◆ What the task requires ◆
The reply should consist of every entry, repeated exactly.

━━ Data records ━━

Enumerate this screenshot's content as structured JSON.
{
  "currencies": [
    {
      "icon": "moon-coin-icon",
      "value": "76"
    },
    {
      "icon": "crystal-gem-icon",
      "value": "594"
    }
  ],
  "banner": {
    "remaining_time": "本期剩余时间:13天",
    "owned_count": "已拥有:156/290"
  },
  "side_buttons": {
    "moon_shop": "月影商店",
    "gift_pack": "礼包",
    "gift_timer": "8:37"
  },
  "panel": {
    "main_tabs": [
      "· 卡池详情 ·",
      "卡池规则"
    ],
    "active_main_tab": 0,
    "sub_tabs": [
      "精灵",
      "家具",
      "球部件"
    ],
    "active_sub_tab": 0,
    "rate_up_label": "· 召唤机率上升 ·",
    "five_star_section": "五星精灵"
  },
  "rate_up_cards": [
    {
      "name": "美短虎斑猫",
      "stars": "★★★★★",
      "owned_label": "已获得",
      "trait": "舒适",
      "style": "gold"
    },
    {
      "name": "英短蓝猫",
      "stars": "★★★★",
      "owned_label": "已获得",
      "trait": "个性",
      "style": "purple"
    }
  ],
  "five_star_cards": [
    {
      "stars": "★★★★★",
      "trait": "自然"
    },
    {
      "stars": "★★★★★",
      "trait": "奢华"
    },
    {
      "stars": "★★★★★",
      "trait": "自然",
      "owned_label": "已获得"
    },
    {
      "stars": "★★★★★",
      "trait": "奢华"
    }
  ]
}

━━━

◆ Written solution ◆
Enumerate this screenshot's content as structured JSON.
{
  "currencies": [
    {
      "icon": "moon-coin-icon",
      "value": "76"
    },
    {
      "icon": "crystal-gem-icon",
      "value": "594"
    }
  ],
  "banner": {
    "remaining_time": "本期剩余时间:13天",
    "owned_count": "已拥有:156/290"
  },
  "side_buttons": {
    "moon_shop": "月影商店",
    "gift_pack": "礼包",
    "gift_timer": "8:37"
  },
  "panel": {
    "main_tabs": [
      "· 卡池详情 ·",
      "卡池规则"
    ],
    "active_main_tab": 0,
    "sub_tabs": [
      "精灵",
      "家具",
      "球部件"
    ],
    "active_sub_tab": 0,
    "rate_up_label": "· 召唤机率上升 ·",
    "five_star_section": "五星精灵"
  },
  "rate_up_cards": [
    {
      "name": "美短虎斑猫",
      "stars": "★★★★★",
      "owned_label": "已获得",
      "trait": "舒适",
      "style": "gold"
    },
    {
      "name": "英短蓝猫",
      "stars": "★★★★",
      "owned_label": "已获得",
      "trait": "个性",
      "style": "purple"
    }
  ],
  "five_star_cards": [
    {
      "stars": "★★★★★",
      "trait": "自然"
    },
    {
      "stars": "★★★★★",
      "trait": "奢华"
    },
    {
      "stars": "★★★★★",
      "trait": "自然",
      "owned_label": "已获得"
    },
    {
      "stars": "★★★★★",
      "trait": "奢华"
    }
  ]
}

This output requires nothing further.